This is a super easy ice cream, but with the luxury of a ripple running through it that makes the most of all the free blackberries available at this time of year. The blackberries used in this were picked by my dad in Wimbledon, SW London.

Sorry for lack of measurements with regard to the blackberries. Next time I make it I will be more precise. It does show, however, that you can play a bit fast and loose with it. You can easily adapt this to use other berries, raspberries is an obvious one. Raspberry ripple was my favourite when I was a child, it seemed so luxe.

Anyway, here’s how to do it:

For the ice cream:

A 397g can of condensed milk

450-500ml of double cream.

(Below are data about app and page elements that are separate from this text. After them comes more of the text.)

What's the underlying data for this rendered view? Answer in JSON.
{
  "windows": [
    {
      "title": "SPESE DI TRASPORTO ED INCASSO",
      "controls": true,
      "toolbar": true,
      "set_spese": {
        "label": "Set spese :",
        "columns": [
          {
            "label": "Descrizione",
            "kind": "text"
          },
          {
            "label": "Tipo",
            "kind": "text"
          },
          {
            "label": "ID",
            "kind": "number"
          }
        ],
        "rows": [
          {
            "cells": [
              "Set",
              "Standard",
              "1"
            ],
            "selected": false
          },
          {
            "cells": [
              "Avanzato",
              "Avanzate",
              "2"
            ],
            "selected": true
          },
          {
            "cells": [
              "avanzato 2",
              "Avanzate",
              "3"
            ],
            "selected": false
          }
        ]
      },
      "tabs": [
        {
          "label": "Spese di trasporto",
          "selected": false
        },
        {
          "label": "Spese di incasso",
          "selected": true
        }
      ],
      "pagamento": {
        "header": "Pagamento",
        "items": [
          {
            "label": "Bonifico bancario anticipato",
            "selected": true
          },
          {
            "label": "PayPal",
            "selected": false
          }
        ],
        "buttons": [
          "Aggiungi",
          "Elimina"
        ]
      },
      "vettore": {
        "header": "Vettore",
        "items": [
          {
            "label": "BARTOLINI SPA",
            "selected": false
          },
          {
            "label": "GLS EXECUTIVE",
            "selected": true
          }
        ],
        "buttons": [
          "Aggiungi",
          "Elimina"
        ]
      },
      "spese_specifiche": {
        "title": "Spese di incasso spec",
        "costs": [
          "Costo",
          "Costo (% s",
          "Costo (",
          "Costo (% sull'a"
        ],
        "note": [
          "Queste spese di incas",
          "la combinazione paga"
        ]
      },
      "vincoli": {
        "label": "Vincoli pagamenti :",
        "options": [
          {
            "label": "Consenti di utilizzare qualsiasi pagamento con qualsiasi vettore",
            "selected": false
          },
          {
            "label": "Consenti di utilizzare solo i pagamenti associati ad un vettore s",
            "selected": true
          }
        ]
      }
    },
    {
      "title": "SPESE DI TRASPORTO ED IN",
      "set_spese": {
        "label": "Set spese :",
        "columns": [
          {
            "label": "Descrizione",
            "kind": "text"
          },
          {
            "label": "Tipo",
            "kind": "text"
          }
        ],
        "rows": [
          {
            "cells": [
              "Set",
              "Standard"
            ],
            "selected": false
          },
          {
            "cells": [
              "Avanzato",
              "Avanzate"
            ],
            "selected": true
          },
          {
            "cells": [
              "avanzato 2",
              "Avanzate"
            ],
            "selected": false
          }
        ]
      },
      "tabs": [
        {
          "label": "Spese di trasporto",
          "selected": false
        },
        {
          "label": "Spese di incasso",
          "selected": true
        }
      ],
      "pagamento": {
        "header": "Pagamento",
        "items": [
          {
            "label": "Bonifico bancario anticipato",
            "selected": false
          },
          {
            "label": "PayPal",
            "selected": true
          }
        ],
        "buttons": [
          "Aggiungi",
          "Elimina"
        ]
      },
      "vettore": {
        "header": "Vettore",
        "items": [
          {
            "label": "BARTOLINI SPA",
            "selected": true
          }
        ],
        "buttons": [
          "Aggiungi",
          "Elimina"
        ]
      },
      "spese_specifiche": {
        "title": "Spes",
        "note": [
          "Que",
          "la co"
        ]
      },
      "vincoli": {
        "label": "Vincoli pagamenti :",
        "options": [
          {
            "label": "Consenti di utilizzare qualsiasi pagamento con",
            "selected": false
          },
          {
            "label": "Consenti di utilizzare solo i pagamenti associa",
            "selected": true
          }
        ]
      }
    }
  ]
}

I use an organic cream that comes in 227ml, and I use two pots, but it doesn’t matter if you add a bit more or a bit less.

2 teaspoons of vanilla extract

For the ripple

A big bowl of blackberries, probably 500g for this. Don’t sweat it though if you have less as you can still make a great ripple ice cream just with less ripple.

Some caster sugar – to taste. I used about 60g. Don’t make it too sweet and best to add too little, taste and then add a bit more if necessary than t’other way around.

First, make the ripple. Put the blackberries in a sauce pan and put in about 100g of sugar to start. The ice cream part of this is plenty sweet so don’t go too mad – you can always add more sugar later. Stir so the sugar dissolves and then simmer for about 20 minutes until it’s all mushy. Pass through a sieve to get rid of the seedy bits. Taste and see if you need more sugar but don’t over do it. Put to one side to cool.

Now mix together the cream and the condensed milk, add the vanilla extract and whisk until thick and stiff.

I pour the vanilla ice cream into a large, shallow Pyrex dish (rectangular) so you have a large surface area. Then I spoon the ripple on top and very gently run a knife through it to disperse it.

That’s it. Freeze and eat on demand. It’s delicious. Enjoy the super psychedelic picture. I served a scoop of this with my mamma’s apple pie. My dad’s harvest, my mum’s apple pie and my ice cream. A delicious family team effort.